BEGIN LISTED RECORDS

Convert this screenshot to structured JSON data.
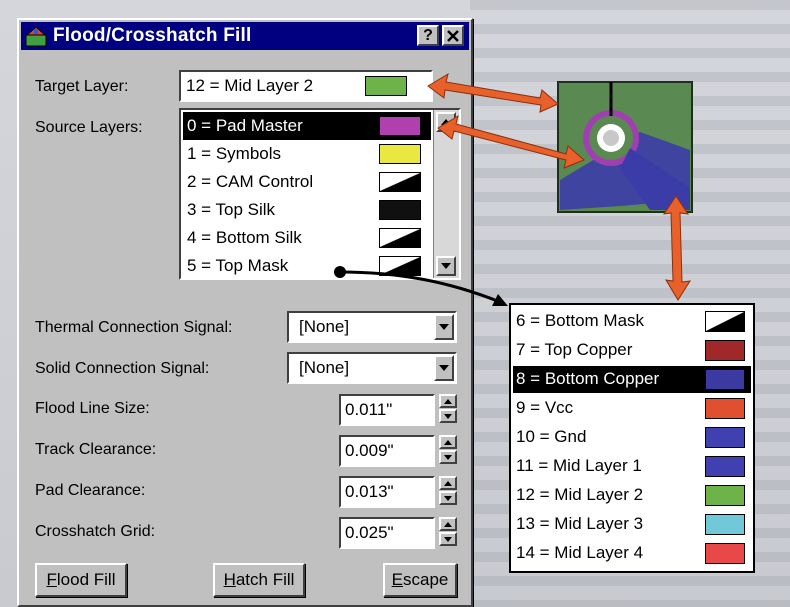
{
  "window": {
    "title": "Flood/Crosshatch Fill",
    "help_label": "?",
    "close_label": "✕"
  },
  "target": {
    "label": "Target Layer:",
    "value": "12 = Mid Layer 2",
    "color": "#6db34a"
  },
  "source": {
    "label": "Source Layers:",
    "items": [
      {
        "label": "0 = Pad Master",
        "color": "#b040b0",
        "selected": true
      },
      {
        "label": "1 = Symbols",
        "color": "#e8e840",
        "selected": false
      },
      {
        "label": "2 = CAM Control",
        "color": "diag",
        "selected": false
      },
      {
        "label": "3 = Top Silk",
        "color": "#101010",
        "selected": false
      },
      {
        "label": "4 = Bottom Silk",
        "color": "diag",
        "selected": false
      },
      {
        "label": "5 = Top Mask",
        "color": "diag",
        "selected": false
      }
    ]
  },
  "fields": {
    "thermal_label": "Thermal Connection Signal:",
    "thermal_value": "[None]",
    "solid_label": "Solid Connection Signal:",
    "solid_value": "[None]",
    "flood_label": "Flood Line Size:",
    "flood_value": "0.011\"",
    "track_label": "Track Clearance:",
    "track_value": "0.009\"",
    "pad_label": "Pad Clearance:",
    "pad_value": "0.013\"",
    "grid_label": "Crosshatch Grid:",
    "grid_value": "0.025\""
  },
  "buttons": {
    "flood_first": "F",
    "flood_rest": "lood Fill",
    "hatch_first": "H",
    "hatch_rest": "atch Fill",
    "escape_first": "E",
    "escape_rest": "scape"
  },
  "popup": {
    "items": [
      {
        "label": "6 = Bottom Mask",
        "color": "diag",
        "selected": false
      },
      {
        "label": "7 = Top Copper",
        "color": "#a02828",
        "selected": false
      },
      {
        "label": "8 = Bottom Copper",
        "color": "#3a3aa0",
        "selected": true
      },
      {
        "label": "9 = Vcc",
        "color": "#e05030",
        "selected": false
      },
      {
        "label": "10 = Gnd",
        "color": "#4040b0",
        "selected": false
      },
      {
        "label": "11 = Mid Layer 1",
        "color": "#4040b0",
        "selected": false
      },
      {
        "label": "12 = Mid Layer 2",
        "color": "#6db34a",
        "selected": false
      },
      {
        "label": "13 = Mid Layer 3",
        "color": "#70c8d8",
        "selected": false
      },
      {
        "label": "14 = Mid Layer 4",
        "color": "#e84848",
        "selected": false
      }
    ]
  },
  "colors": {
    "title_bar": "#000080",
    "dialog_face": "#c0c0c0",
    "arrow_orange": "#e8602a",
    "board_green": "#5a8a52",
    "pad_purple": "#a040b0"
  }
}
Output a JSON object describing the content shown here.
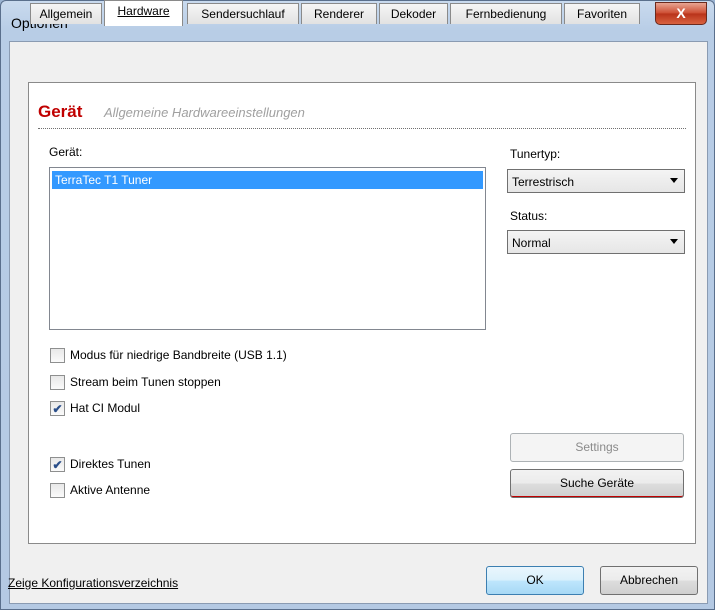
{
  "window": {
    "title": "Optionen",
    "close_glyph": "X"
  },
  "tabs": [
    {
      "label": "Allgemein"
    },
    {
      "label": "Hardware"
    },
    {
      "label": "Sendersuchlauf"
    },
    {
      "label": "Renderer"
    },
    {
      "label": "Dekoder"
    },
    {
      "label": "Fernbedienung"
    },
    {
      "label": "Favoriten"
    }
  ],
  "header": {
    "title": "Gerät",
    "subtitle": "Allgemeine Hardwareeinstellungen"
  },
  "device": {
    "label": "Gerät:",
    "items": [
      "TerraTec T1 Tuner"
    ],
    "selected_index": 0
  },
  "tunertype": {
    "label": "Tunertyp:",
    "value": "Terrestrisch"
  },
  "status": {
    "label": "Status:",
    "value": "Normal"
  },
  "checkboxes": {
    "low_bandwidth": {
      "label": "Modus für niedrige Bandbreite (USB 1.1)",
      "checked": false
    },
    "stop_stream": {
      "label": "Stream beim Tunen stoppen",
      "checked": false
    },
    "ci_module": {
      "label": "Hat CI Modul",
      "checked": true
    },
    "direct_tune": {
      "label": "Direktes Tunen",
      "checked": true
    },
    "active_antenna": {
      "label": "Aktive Antenne",
      "checked": false
    }
  },
  "buttons": {
    "settings": "Settings",
    "search_devices": "Suche Geräte",
    "ok": "OK",
    "cancel": "Abbrechen"
  },
  "footer": {
    "config_link": "Zeige Konfigurationsverzeichnis"
  },
  "icons": {
    "checkmark": "check-icon",
    "dropdown": "chevron-down-icon",
    "close": "close-icon"
  }
}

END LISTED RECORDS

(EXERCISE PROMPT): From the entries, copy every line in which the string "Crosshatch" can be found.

(YOUR RESPONSE):
    "title": "Flood/Crosshatch Fill",
    "grid_label": "Crosshatch Grid:",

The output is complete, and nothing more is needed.